== Aim of the exercise ==
Keep the wording of the records intact as you retype them, and omit every image.

== Given records ==
━━━

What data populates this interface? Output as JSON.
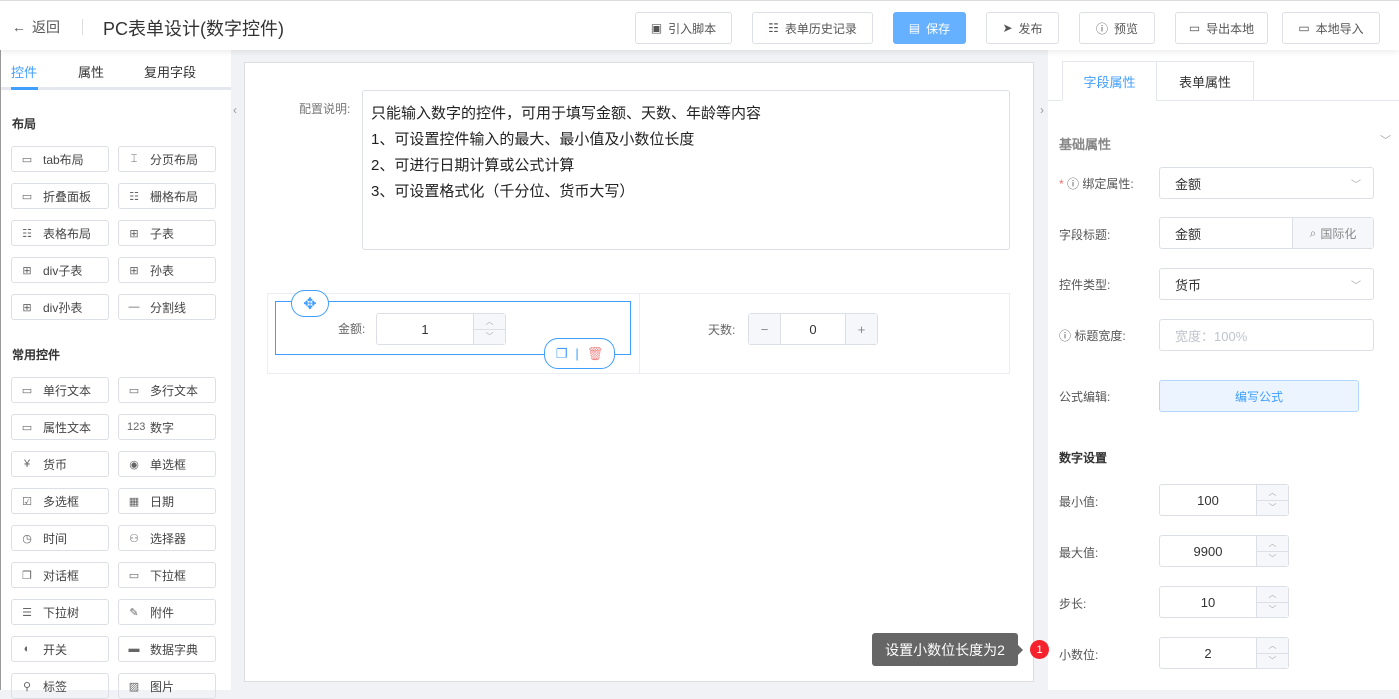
{
  "header": {
    "back": "返回",
    "title": "PC表单设计(数字控件)",
    "buttons": [
      "引入脚本",
      "表单历史记录",
      "保存",
      "发布",
      "预览",
      "导出本地",
      "本地导入"
    ]
  },
  "left": {
    "tabs": [
      "控件",
      "属性",
      "复用字段"
    ],
    "layout_title": "布局",
    "layout": [
      "tab布局",
      "分页布局",
      "折叠面板",
      "栅格布局",
      "表格布局",
      "子表",
      "div子表",
      "孙表",
      "div孙表",
      "分割线"
    ],
    "common_title": "常用控件",
    "common": [
      "单行文本",
      "多行文本",
      "属性文本",
      "数字",
      "货币",
      "单选框",
      "多选框",
      "日期",
      "时间",
      "选择器",
      "对话框",
      "下拉框",
      "下拉树",
      "附件",
      "开关",
      "数据字典",
      "标签",
      "图片"
    ]
  },
  "canvas": {
    "config_label": "配置说明:",
    "config_lines": [
      "只能输入数字的控件，可用于填写金额、天数、年龄等内容",
      "1、可设置控件输入的最大、最小值及小数位长度",
      "2、可进行日期计算或公式计算",
      "3、可设置格式化（千分位、货币大写）"
    ],
    "amount_label": "金额:",
    "amount_value": "1",
    "days_label": "天数:",
    "days_value": "0"
  },
  "right": {
    "tabs": [
      "字段属性",
      "表单属性"
    ],
    "basic_title": "基础属性",
    "bind_label": "绑定属性:",
    "bind_value": "金额",
    "field_title_label": "字段标题:",
    "field_title_value": "金额",
    "i18n": "国际化",
    "type_label": "控件类型:",
    "type_value": "货币",
    "width_label": "标题宽度:",
    "width_placeholder": "宽度：100%",
    "formula_label": "公式编辑:",
    "formula_button": "编写公式",
    "number_title": "数字设置",
    "min_label": "最小值:",
    "min": "100",
    "max_label": "最大值:",
    "max": "9900",
    "step_label": "步长:",
    "step": "10",
    "decimal_label": "小数位:",
    "decimal": "2"
  },
  "tooltip": {
    "text": "设置小数位长度为2",
    "badge": "1"
  }
}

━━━

== Solution to this exercise ==
What data populates this interface? Output as JSON.
{
  "header": {
    "back": "返回",
    "title": "PC表单设计(数字控件)",
    "buttons": [
      "引入脚本",
      "表单历史记录",
      "保存",
      "发布",
      "预览",
      "导出本地",
      "本地导入"
    ]
  },
  "left": {
    "tabs": [
      "控件",
      "属性",
      "复用字段"
    ],
    "layout_title": "布局",
    "layout": [
      "tab布局",
      "分页布局",
      "折叠面板",
      "栅格布局",
      "表格布局",
      "子表",
      "div子表",
      "孙表",
      "div孙表",
      "分割线"
    ],
    "common_title": "常用控件",
    "common": [
      "单行文本",
      "多行文本",
      "属性文本",
      "数字",
      "货币",
      "单选框",
      "多选框",
      "日期",
      "时间",
      "选择器",
      "对话框",
      "下拉框",
      "下拉树",
      "附件",
      "开关",
      "数据字典",
      "标签",
      "图片"
    ]
  },
  "canvas": {
    "config_label": "配置说明:",
    "config_lines": [
      "只能输入数字的控件，可用于填写金额、天数、年龄等内容",
      "1、可设置控件输入的最大、最小值及小数位长度",
      "2、可进行日期计算或公式计算",
      "3、可设置格式化（千分位、货币大写）"
    ],
    "amount_label": "金额:",
    "amount_value": "1",
    "days_label": "天数:",
    "days_value": "0"
  },
  "right": {
    "tabs": [
      "字段属性",
      "表单属性"
    ],
    "basic_title": "基础属性",
    "bind_label": "绑定属性:",
    "bind_value": "金额",
    "field_title_label": "字段标题:",
    "field_title_value": "金额",
    "i18n": "国际化",
    "type_label": "控件类型:",
    "type_value": "货币",
    "width_label": "标题宽度:",
    "width_placeholder": "宽度：100%",
    "formula_label": "公式编辑:",
    "formula_button": "编写公式",
    "number_title": "数字设置",
    "min_label": "最小值:",
    "min": "100",
    "max_label": "最大值:",
    "max": "9900",
    "step_label": "步长:",
    "step": "10",
    "decimal_label": "小数位:",
    "decimal": "2"
  },
  "tooltip": {
    "text": "设置小数位长度为2",
    "badge": "1"
  }
}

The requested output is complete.